Introduction: Backyard Firepit
For this project you’re going to need a can-do attitude and three times more trips to Lowes than you initially planned for. Also, hiring some fluffy project managers is a must.
Treated wood 4x4x8 - Severe Weather 4-in x 4-in x 8-ft Standard Pressure Treated Lumber
Wood screws - Hillman 1/4-in x4-in Black Ceramic Hex Washer Exterior Landscape Screws
Rebar - Steel Rebar (Common: 0.5-in x 4-ft; Actual: 0.5-in x 3.9167 Feet)
Lava rock - Greensmix 0.5-cu ft Red Lava Rock
Retaining wall block - Basic Gray Retaining Wall Block (Common: 4-in x 12-in; Actual: 4-in x 11.5-in)
Step 1: Pick Your Spot and Clear It Out

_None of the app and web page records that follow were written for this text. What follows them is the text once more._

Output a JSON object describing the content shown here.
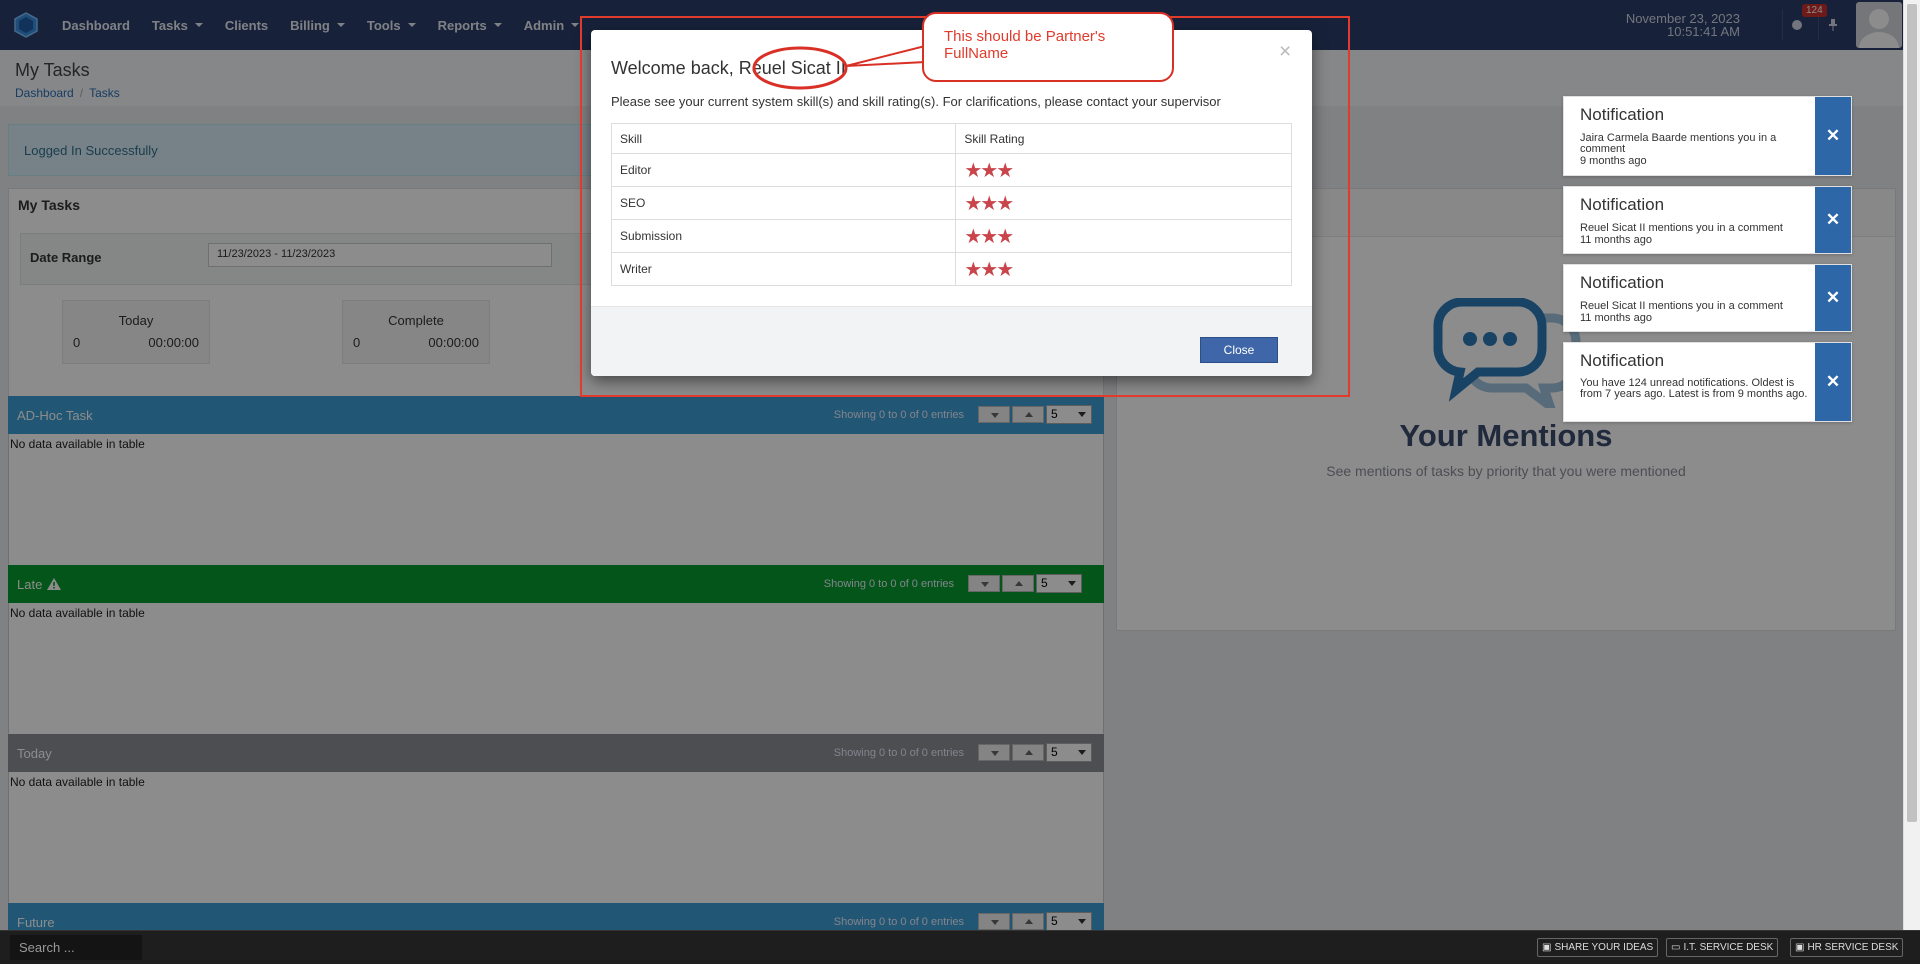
{
  "nav": {
    "items": [
      "Dashboard",
      "Tasks",
      "Clients",
      "Billing",
      "Tools",
      "Reports",
      "Admin"
    ],
    "date": "November 23, 2023",
    "time": "10:51:41 AM",
    "notification_count": "124",
    "icons": [
      "globe-icon",
      "pin-icon"
    ]
  },
  "page": {
    "title": "My Tasks",
    "breadcrumb": [
      "Dashboard",
      "Tasks"
    ]
  },
  "alert": "Logged In Successfully",
  "tasks_panel": {
    "title": "My Tasks",
    "date_range_label": "Date Range",
    "date_range_value": "11/23/2023 - 11/23/2023",
    "stats": [
      {
        "title": "Today",
        "count": "0",
        "time": "00:00:00"
      },
      {
        "title": "Complete",
        "count": "0",
        "time": "00:00:00"
      }
    ],
    "tables": [
      {
        "title": "AD-Hoc Task",
        "color": "#3d9fd4",
        "showing": "Showing 0 to 0 of 0 entries",
        "page_size": "5",
        "empty": "No data available in table"
      },
      {
        "title": "Late",
        "color": "#069c2e",
        "showing": "Showing 0 to 0 of 0 entries",
        "page_size": "5",
        "empty": "No data available in table"
      },
      {
        "title": "Today",
        "color": "#8a8f96",
        "showing": "Showing 0 to 0 of 0 entries",
        "page_size": "5",
        "empty": "No data available in table"
      },
      {
        "title": "Future",
        "color": "#3d9fd4",
        "showing": "Showing 0 to 0 of 0 entries",
        "page_size": "5",
        "empty": ""
      }
    ]
  },
  "mentions": {
    "title": "Your Mentions",
    "subtitle": "See mentions of tasks by priority that you were mentioned"
  },
  "notifications": [
    {
      "title": "Notification",
      "body": "Jaira Carmela Baarde mentions you in a comment",
      "ago": "9 months ago"
    },
    {
      "title": "Notification",
      "body": "Reuel Sicat II mentions you in a comment",
      "ago": "11 months ago"
    },
    {
      "title": "Notification",
      "body": "Reuel Sicat II mentions you in a comment",
      "ago": "11 months ago"
    },
    {
      "title": "Notification",
      "body": "You have 124 unread notifications. Oldest is from 7 years ago. Latest is from 9 months ago.",
      "ago": ""
    }
  ],
  "modal": {
    "title": "Welcome back, Reuel Sicat II",
    "text": "Please see your current system skill(s) and skill rating(s). For clarifications, please contact your supervisor",
    "columns": [
      "Skill",
      "Skill Rating"
    ],
    "skills": [
      {
        "name": "Editor",
        "rating": 3
      },
      {
        "name": "SEO",
        "rating": 3
      },
      {
        "name": "Submission",
        "rating": 3
      },
      {
        "name": "Writer",
        "rating": 3
      }
    ],
    "close_label": "Close"
  },
  "annotation": {
    "text": "This should be Partner's FullName",
    "color": "#e23b2d"
  },
  "footer": {
    "search_placeholder": "Search ...",
    "buttons": [
      "SHARE YOUR IDEAS",
      "I.T. SERVICE DESK",
      "HR SERVICE DESK"
    ]
  }
}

First, pick the spot you’d like your firepit to be. Make sure to look up local rules for fires and fire pits (HOA, city regulations), so you won’t break rules with your plans. If you’re ambitious, you can choose a spot deep in the woods of your property, so you have to dig out to make it level and get rid of the plants. Would’ve been so much easier to pick a flat spot! Instead, we used the shovel and pick axe to start the clearing and leveling process. Luckily, we had a friendly neighbor who also helped us out with his back hoe for a few hours when we hit clay beneath the top organic layers of soil, but your level of work will depend on your soil type.
Step 2: Level and Prepare for Retaining Wall
After weeds, roots, and grass are clear, get to work with a level. Try to get it as close to level across the length of the firepit. Work alternating with the hose to get the ground wet and compactor to pack the dirt. Since this area was dug out, you also needed to setup a retaining wall to block off the side that was dug out.
Step 3: Setting the Bottom Layer
The bottom/start of the wall is important to make sure the wall is level, not leaning in one direction, and giving it stability to build up the next 8 layers. After the holes were dug to hold the bottom layer and rocks were leveled out, boards were cut and lined up. The bottom layer was also where you should drill holes (using an impact driver) for rebar and used a sledgehammer to pound it in, 2-3 holes depending on the length of the boards.
Step 4: Building the Wall
To build the wall, boards should be stacked and staggered how you like the joints to look. We went with tinker toy/lego overlaps on the corners, but they could have been cut straight. On each layer, wood screws should be used to attach them to the layer below. If cuts are need to match up the stagger, use a circular saw.
Step 5: Deadman's Hook
To secure the wall even more, lay a "deadman" or t-shaped block, dug into the dirt behind the wall. This will hold the wall upright and prevent it from leaning from the weight of the dirt. Add one "T" to each portion of the wall (x3 for us).
Step 6: Top of the Wall
Finish off the top of the wall with however many layers you need, we had 8.
Step 7: Digging Out the Fire Pit
After the main retaining wall was complete dig out the fire pit. For this, lay out the retaining wall bricks in a circle to determine the appropriate size. When the size was drawn out, and bricks put to the side, dig in to make it level. When the pit itself was level, replace the first brick layer. Then lay layer number 2, and glue with concrete sealer. Then layer 3, then layer 4 to top it off. Place lava rock at the bottom of the fire pit and you can insert a metal fire ring if desired.
Step 8: Spreading Rock
For this step, spray weed killer, lay weed barrier down, and then spread round rock evenly over the top using a shovel and the hoe.
Step 9: Just When You Thought You Were Done...framing Wall
Just when you think you are done, the rocks may start spilling down the hill. Framing it with more of the boards on the sides and downhill side is the solution to keep the rocks contained and level. The puppy supervisors can help you get more boards, cut the shapes, restart the process to lay the base boards, then build up 3 layers to contain all of the rocks.
Step 10: Last Step: Enjoy
For the last step, build a table, set up some chairs, and start the fire!
Runner Up in the